◆ Task requirements:
Go through the data below and repeat it exactly, skipping each picture.
■ ■ ■ ■
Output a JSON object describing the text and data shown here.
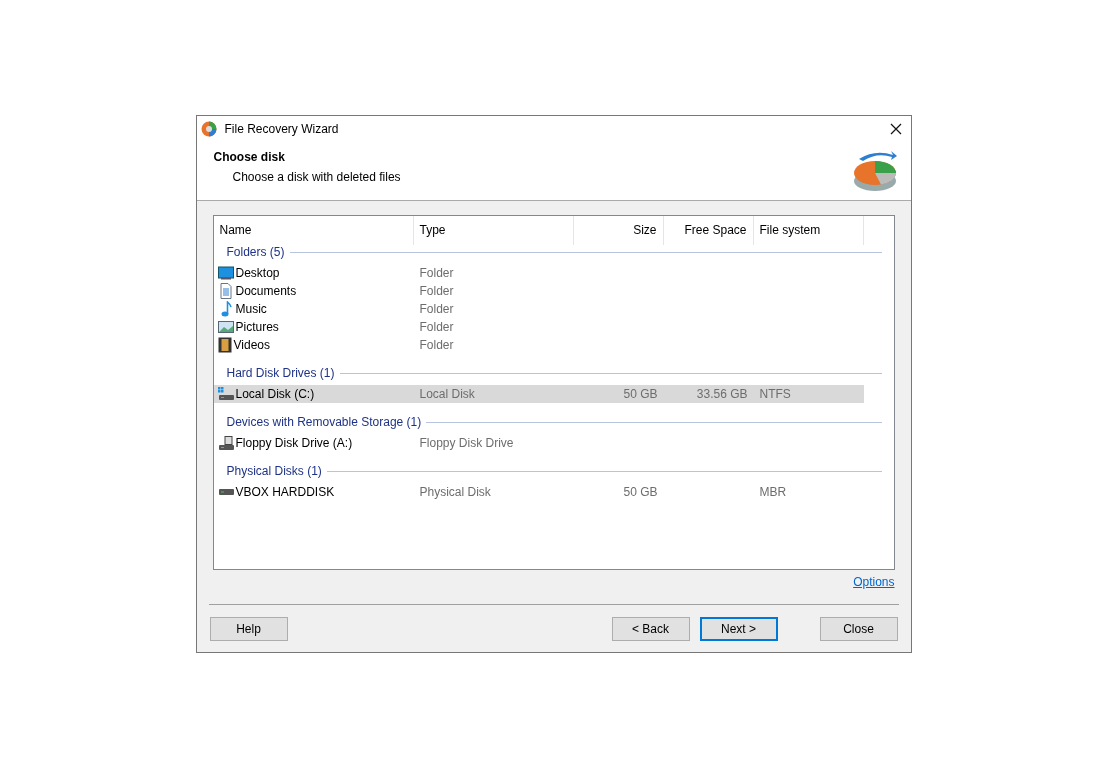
{
  "window": {
    "title": "File Recovery Wizard"
  },
  "header": {
    "title": "Choose disk",
    "subtitle": "Choose a disk with deleted files"
  },
  "table": {
    "columns": [
      "Name",
      "Type",
      "Size",
      "Free Space",
      "File system"
    ],
    "groups": [
      {
        "title": "Folders (5)",
        "rows": [
          {
            "kind": "desktop",
            "selected": false,
            "cells": [
              "Desktop",
              "Folder",
              "",
              "",
              ""
            ]
          },
          {
            "kind": "documents",
            "selected": false,
            "cells": [
              "Documents",
              "Folder",
              "",
              "",
              ""
            ]
          },
          {
            "kind": "music",
            "selected": false,
            "cells": [
              "Music",
              "Folder",
              "",
              "",
              ""
            ]
          },
          {
            "kind": "pictures",
            "selected": false,
            "cells": [
              "Pictures",
              "Folder",
              "",
              "",
              ""
            ]
          },
          {
            "kind": "videos",
            "selected": false,
            "cells": [
              "Videos",
              "Folder",
              "",
              "",
              ""
            ]
          }
        ]
      },
      {
        "title": "Hard Disk Drives (1)",
        "rows": [
          {
            "kind": "system-disk",
            "selected": true,
            "cells": [
              "Local Disk (C:)",
              "Local Disk",
              "50 GB",
              "33.56 GB",
              "NTFS"
            ]
          }
        ]
      },
      {
        "title": "Devices with Removable Storage (1)",
        "rows": [
          {
            "kind": "floppy",
            "selected": false,
            "cells": [
              "Floppy Disk Drive (A:)",
              "Floppy Disk Drive",
              "",
              "",
              ""
            ]
          }
        ]
      },
      {
        "title": "Physical Disks (1)",
        "rows": [
          {
            "kind": "disk",
            "selected": false,
            "cells": [
              "VBOX HARDDISK",
              "Physical Disk",
              "50 GB",
              "",
              "MBR"
            ]
          }
        ]
      }
    ]
  },
  "options_link": "Options",
  "buttons": [
    {
      "label": "Help",
      "focused": false
    },
    {
      "label": "< Back",
      "focused": false
    },
    {
      "label": "Next >",
      "focused": true
    },
    {
      "label": "Close",
      "focused": false
    }
  ]
}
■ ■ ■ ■
◆ Result:
Output a JSON object describing the text and data shown here.
{
  "window": {
    "title": "File Recovery Wizard"
  },
  "header": {
    "title": "Choose disk",
    "subtitle": "Choose a disk with deleted files"
  },
  "table": {
    "columns": [
      "Name",
      "Type",
      "Size",
      "Free Space",
      "File system"
    ],
    "groups": [
      {
        "title": "Folders (5)",
        "rows": [
          {
            "kind": "desktop",
            "selected": false,
            "cells": [
              "Desktop",
              "Folder",
              "",
              "",
              ""
            ]
          },
          {
            "kind": "documents",
            "selected": false,
            "cells": [
              "Documents",
              "Folder",
              "",
              "",
              ""
            ]
          },
          {
            "kind": "music",
            "selected": false,
            "cells": [
              "Music",
              "Folder",
              "",
              "",
              ""
            ]
          },
          {
            "kind": "pictures",
            "selected": false,
            "cells": [
              "Pictures",
              "Folder",
              "",
              "",
              ""
            ]
          },
          {
            "kind": "videos",
            "selected": false,
            "cells": [
              "Videos",
              "Folder",
              "",
              "",
              ""
            ]
          }
        ]
      },
      {
        "title": "Hard Disk Drives (1)",
        "rows": [
          {
            "kind": "system-disk",
            "selected": true,
            "cells": [
              "Local Disk (C:)",
              "Local Disk",
              "50 GB",
              "33.56 GB",
              "NTFS"
            ]
          }
        ]
      },
      {
        "title": "Devices with Removable Storage (1)",
        "rows": [
          {
            "kind": "floppy",
            "selected": false,
            "cells": [
              "Floppy Disk Drive (A:)",
              "Floppy Disk Drive",
              "",
              "",
              ""
            ]
          }
        ]
      },
      {
        "title": "Physical Disks (1)",
        "rows": [
          {
            "kind": "disk",
            "selected": false,
            "cells": [
              "VBOX HARDDISK",
              "Physical Disk",
              "50 GB",
              "",
              "MBR"
            ]
          }
        ]
      }
    ]
  },
  "options_link": "Options",
  "buttons": [
    {
      "label": "Help",
      "focused": false
    },
    {
      "label": "< Back",
      "focused": false
    },
    {
      "label": "Next >",
      "focused": true
    },
    {
      "label": "Close",
      "focused": false
    }
  ]
}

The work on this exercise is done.